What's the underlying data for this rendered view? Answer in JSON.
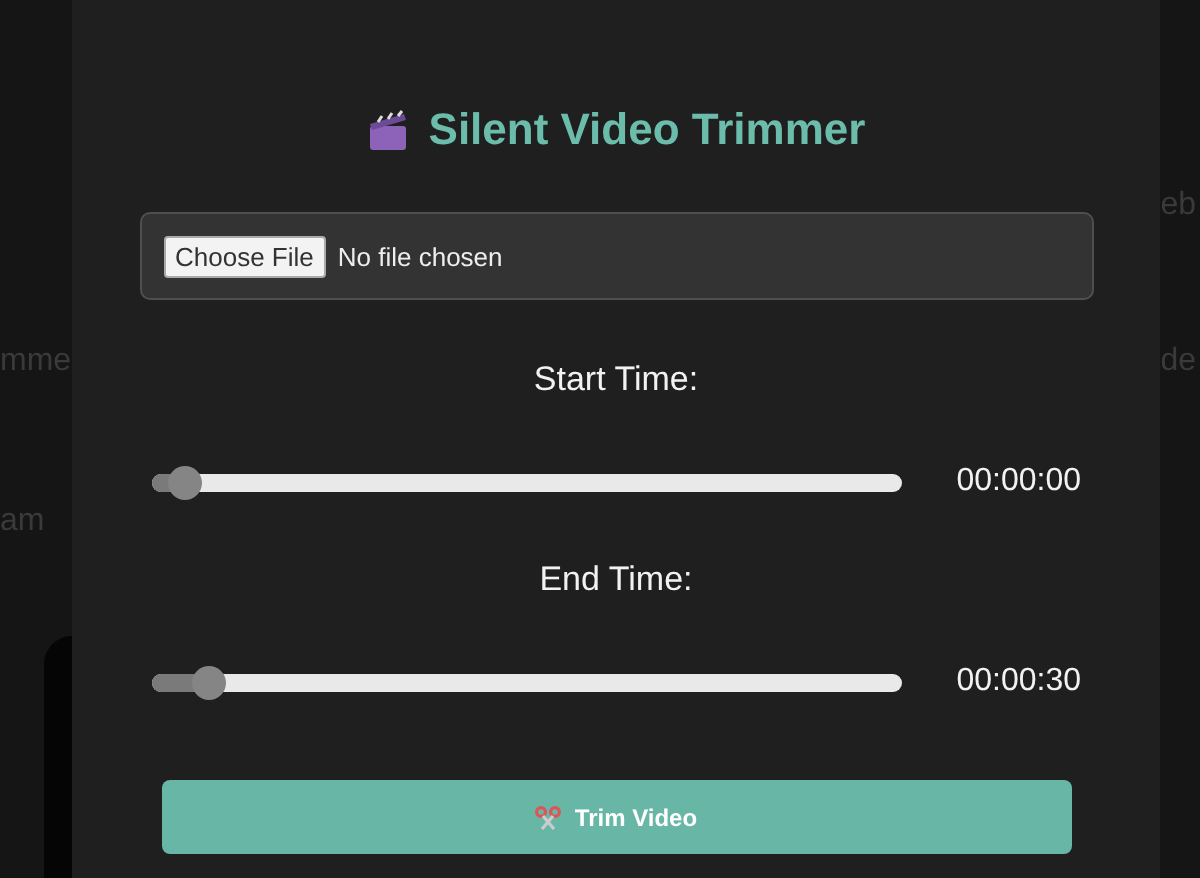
{
  "background": {
    "left_fragments": [
      "mme",
      "am"
    ],
    "right_fragments": [
      "eb",
      "de"
    ]
  },
  "dialog": {
    "title": "Silent Video Trimmer",
    "file_input": {
      "button": "Choose File",
      "status": "No file chosen"
    },
    "sliders": [
      {
        "label": "Start Time:",
        "level": 0.045,
        "reading": "00:00:00"
      },
      {
        "label": "End Time:",
        "level": 0.075,
        "reading": "00:00:30"
      }
    ],
    "button": "Trim Video"
  }
}
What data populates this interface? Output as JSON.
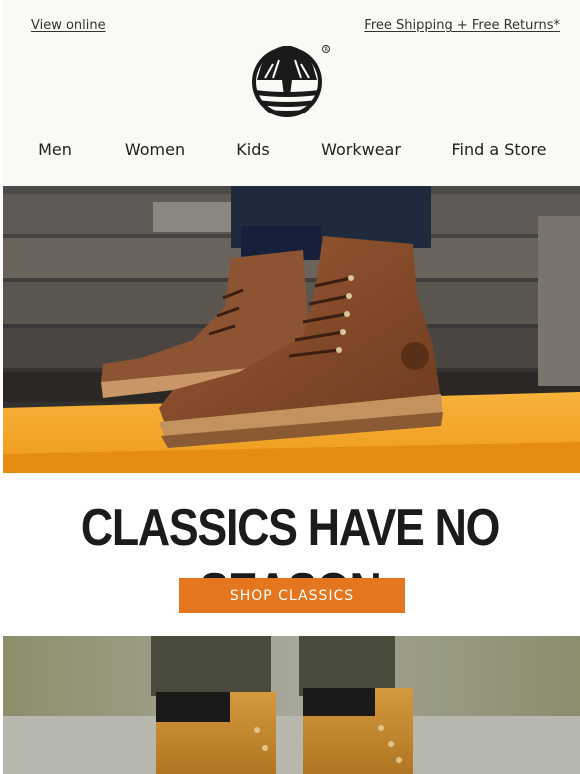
{
  "header": {
    "view_online": "View online",
    "shipping": "Free Shipping + Free Returns*"
  },
  "nav": {
    "items": [
      {
        "label": "Men"
      },
      {
        "label": "Women"
      },
      {
        "label": "Kids"
      },
      {
        "label": "Workwear"
      },
      {
        "label": "Find a Store"
      }
    ]
  },
  "main": {
    "headline": "CLASSICS HAVE NO SEASON",
    "cta_label": "SHOP CLASSICS"
  },
  "colors": {
    "accent": "#e3761e",
    "header_bg": "#f9f9f6",
    "text_dark": "#1b1b1b"
  },
  "icons": {
    "logo": "timberland-tree-logo"
  }
}
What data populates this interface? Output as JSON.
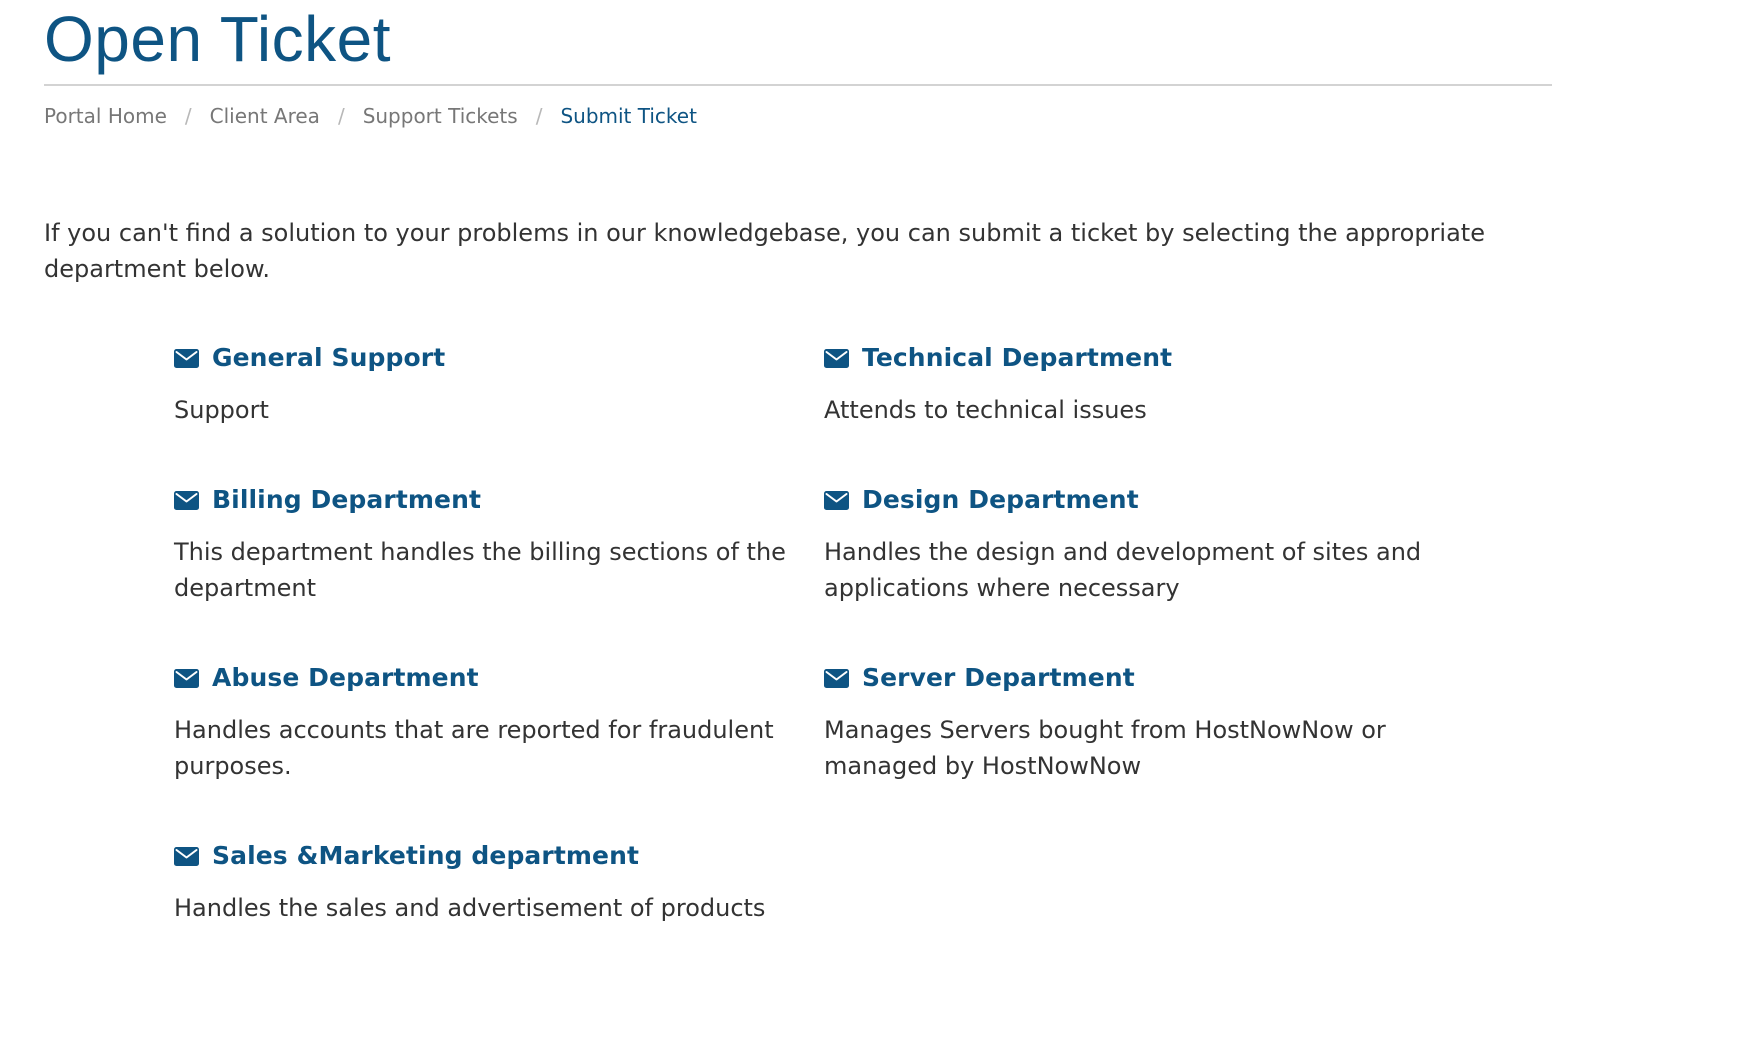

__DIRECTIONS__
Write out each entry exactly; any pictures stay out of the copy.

__EXPECTED OUTPUT__
What's the underlying data for this rendered view? Answer in JSON.
{
  "background": {
    "left_fragments": [
      "mme",
      "am"
    ],
    "right_fragments": [
      "eb",
      "de"
    ]
  },
  "dialog": {
    "title": "Silent Video Trimmer",
    "file_input": {
      "button": "Choose File",
      "status": "No file chosen"
    },
    "sliders": [
      {
        "label": "Start Time:",
        "level": 0.045,
        "reading": "00:00:00"
      },
      {
        "label": "End Time:",
        "level": 0.075,
        "reading": "00:00:30"
      }
    ],
    "button": "Trim Video"
  }
}
What data populates this interface? Output as JSON.
{
  "header": {
    "view_online": "View online",
    "shipping": "Free Shipping + Free Returns*"
  },
  "nav": {
    "items": [
      {
        "label": "Men"
      },
      {
        "label": "Women"
      },
      {
        "label": "Kids"
      },
      {
        "label": "Workwear"
      },
      {
        "label": "Find a Store"
      }
    ]
  },
  "main": {
    "headline": "CLASSICS HAVE NO SEASON",
    "cta_label": "SHOP CLASSICS"
  },
  "colors": {
    "accent": "#e3761e",
    "header_bg": "#f9f9f6",
    "text_dark": "#1b1b1b"
  },
  "icons": {
    "logo": "timberland-tree-logo"
  }
}
What data populates this interface? Output as JSON.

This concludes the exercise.